Mira’s paintings “have a rare skill in suggesting, rather than slavishly and verbosely saying,” wrote one critic reviewing an exhibit of Mira’s work in 1943 Los Angeles. “That accounts for the vibrant movement of his street scenes. The people, the buildings, the buses and passenger cars and other items in his paintings appear more real than the things themselves. They have what in fiction has been called ‘romantic reality.'”

What an artist captured on 1950s Orchard Street

April 19, 2021

When Joseph Sherly Sheppard painted these three scenes of Orchard Street in the 1950s, this eight-block stretch of the Lower East Side was devoted to cut-rate commerce.

Unglamorous tenement storefronts jockey for space, merchandise spills onto the sidewalk, and sign after colorful sign advertised such utilitarian items like coats, linens, eyeglasses, and hosiery.

Orchard in the 1950s seems emptier than it had been in the early decades of the 20th century, when it was a packed Jewish immigrant enclave.

Commerce continues to reign on Orchard today, and some blocks still have the feel of a mid-20th century flashback.

But like so much of today’s Lower East Side, this old city street (named for the orchards that once graced the 18th century DeLancey estate) is glammed up with new condos, restaurants, and trendier, higher-end stores. Older ladies carrying bulging shopping bags are a rarer sight these days.

Born in Maryland in 1930, Sheppard has had a long career as a realist painter. He painted unique scenes of humanity, from sunbathers to circus performers to grape pickers. Most of his work depicts places other than New York City.
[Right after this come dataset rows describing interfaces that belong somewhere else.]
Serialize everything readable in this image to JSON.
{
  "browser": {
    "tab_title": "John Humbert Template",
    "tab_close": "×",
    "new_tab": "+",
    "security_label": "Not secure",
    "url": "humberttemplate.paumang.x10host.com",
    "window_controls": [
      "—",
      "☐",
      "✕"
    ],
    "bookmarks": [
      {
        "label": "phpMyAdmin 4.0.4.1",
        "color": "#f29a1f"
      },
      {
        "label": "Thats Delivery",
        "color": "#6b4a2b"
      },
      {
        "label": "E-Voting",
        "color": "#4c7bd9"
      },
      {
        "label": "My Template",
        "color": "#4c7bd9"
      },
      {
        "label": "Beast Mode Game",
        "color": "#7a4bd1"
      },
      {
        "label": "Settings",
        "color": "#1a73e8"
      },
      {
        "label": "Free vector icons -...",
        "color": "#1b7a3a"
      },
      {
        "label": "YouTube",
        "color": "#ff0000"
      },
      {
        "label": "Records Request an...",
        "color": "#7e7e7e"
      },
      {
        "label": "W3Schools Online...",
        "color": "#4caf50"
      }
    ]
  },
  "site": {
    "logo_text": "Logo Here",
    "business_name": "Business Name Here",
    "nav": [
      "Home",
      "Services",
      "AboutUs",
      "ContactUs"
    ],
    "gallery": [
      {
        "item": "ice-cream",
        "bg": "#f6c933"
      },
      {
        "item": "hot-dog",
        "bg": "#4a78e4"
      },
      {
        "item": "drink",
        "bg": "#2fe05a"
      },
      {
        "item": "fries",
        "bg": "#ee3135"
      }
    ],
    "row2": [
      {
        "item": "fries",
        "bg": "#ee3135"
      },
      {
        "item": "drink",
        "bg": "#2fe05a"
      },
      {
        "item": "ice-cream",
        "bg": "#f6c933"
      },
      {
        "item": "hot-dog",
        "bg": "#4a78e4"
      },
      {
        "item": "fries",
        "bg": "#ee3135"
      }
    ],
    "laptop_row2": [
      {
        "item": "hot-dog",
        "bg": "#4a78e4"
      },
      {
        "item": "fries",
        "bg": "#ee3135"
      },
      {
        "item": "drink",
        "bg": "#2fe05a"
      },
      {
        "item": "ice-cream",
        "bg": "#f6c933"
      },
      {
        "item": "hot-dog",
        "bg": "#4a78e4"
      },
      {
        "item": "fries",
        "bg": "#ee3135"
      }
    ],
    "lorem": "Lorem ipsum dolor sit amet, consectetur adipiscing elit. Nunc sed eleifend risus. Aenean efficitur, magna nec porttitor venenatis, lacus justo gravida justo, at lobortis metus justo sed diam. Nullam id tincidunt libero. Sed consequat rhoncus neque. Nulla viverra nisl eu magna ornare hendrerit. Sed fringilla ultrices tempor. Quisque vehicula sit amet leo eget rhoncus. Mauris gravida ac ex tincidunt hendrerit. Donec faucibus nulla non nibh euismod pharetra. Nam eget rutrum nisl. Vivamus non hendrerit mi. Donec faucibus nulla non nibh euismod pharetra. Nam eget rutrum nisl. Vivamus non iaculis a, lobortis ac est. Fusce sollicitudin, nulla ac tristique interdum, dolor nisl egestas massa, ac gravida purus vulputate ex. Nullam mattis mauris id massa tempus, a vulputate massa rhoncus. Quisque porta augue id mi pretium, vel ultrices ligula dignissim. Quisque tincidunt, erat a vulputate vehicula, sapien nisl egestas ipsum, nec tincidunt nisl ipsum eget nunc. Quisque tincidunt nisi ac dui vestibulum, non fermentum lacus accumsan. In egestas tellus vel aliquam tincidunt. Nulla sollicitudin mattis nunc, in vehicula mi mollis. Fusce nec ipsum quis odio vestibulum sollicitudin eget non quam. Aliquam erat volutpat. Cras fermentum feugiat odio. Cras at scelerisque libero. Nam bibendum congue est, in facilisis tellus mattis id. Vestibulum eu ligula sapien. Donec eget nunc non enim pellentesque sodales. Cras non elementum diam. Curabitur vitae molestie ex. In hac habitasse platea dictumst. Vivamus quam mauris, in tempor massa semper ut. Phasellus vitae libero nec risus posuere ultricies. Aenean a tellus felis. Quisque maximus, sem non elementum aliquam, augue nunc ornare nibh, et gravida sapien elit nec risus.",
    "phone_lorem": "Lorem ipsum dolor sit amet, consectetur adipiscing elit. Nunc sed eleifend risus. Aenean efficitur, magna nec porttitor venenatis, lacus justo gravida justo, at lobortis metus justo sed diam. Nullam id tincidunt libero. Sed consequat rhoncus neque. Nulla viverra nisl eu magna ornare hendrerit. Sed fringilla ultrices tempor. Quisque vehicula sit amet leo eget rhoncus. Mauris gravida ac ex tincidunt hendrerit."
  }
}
But something drew him to Orchard Street.

Sheppard once again painted Orchard Street in 1982: it’s a scene outside a clothing store that displays its wares like an open-air market.

The 1982 painting is similar to those from the 1950s (the “I Love NY” shirt confirms its era): clothes hang over the sidewalk, pedestrians and delivery people go about their business, and the occasional curious customer contemplates a deal.

[First and second images: Artnet.com; third image: Invaluable.com; fourth image: Artnet.com]

The man behind a faded store sign at 52nd Street

April 12, 2021

In 1960, East Side resident Louis Mattia opened his antique light fixtures business in a small tenement space at 980 Second Avenue. Back then, Manhattan’s design district—in the East 50s along First and Second Avenues—was at its peak.

Showrooms and decorative arts concerns still operate here. But the neighborhood doesn’t resemble the one Mattia likely knew, when the Stuyvesant-educated machinist who worked nights restoring and rewiring lamps decided to open his own store and make his love of lamps his livelihood, according to 1972 Daily News article.

“Whenever Louis Mattia sees an old sconce or candlestick, a discarded table leg, a broken chandelier, or a 50-year-old bubble gum machine, he immediately envisions the lovely light it will shed as a lamp and proceeds to make it,” wrote the News.

“Louis, who is not only a clever artisan but an imaginative artist, looks upon a lamp with the same affection with which a father looks at his child.”

For 35 years, Mattia (above, in a photo from the News story) ran his store, giving it up in 1995. He passed away in 2004 at age 87, according to a death notice in the New York Times.

Mattia may be gone and East Midtown transformed. But for several years now, the beautiful, hand-painted sign for the former lamp store remains on the facade.

“Louis Mattia” the sign reads in large faded gold letters, along with the PL (for Plaza) phone number. It’s a gentle reminder of the man who the Daily News called “buoyant with enormous joy in his art and craft,” the kind of artist and craftsman Manhattan doesn’t seem to have much room for anymore.

[Second image: New York Daily News]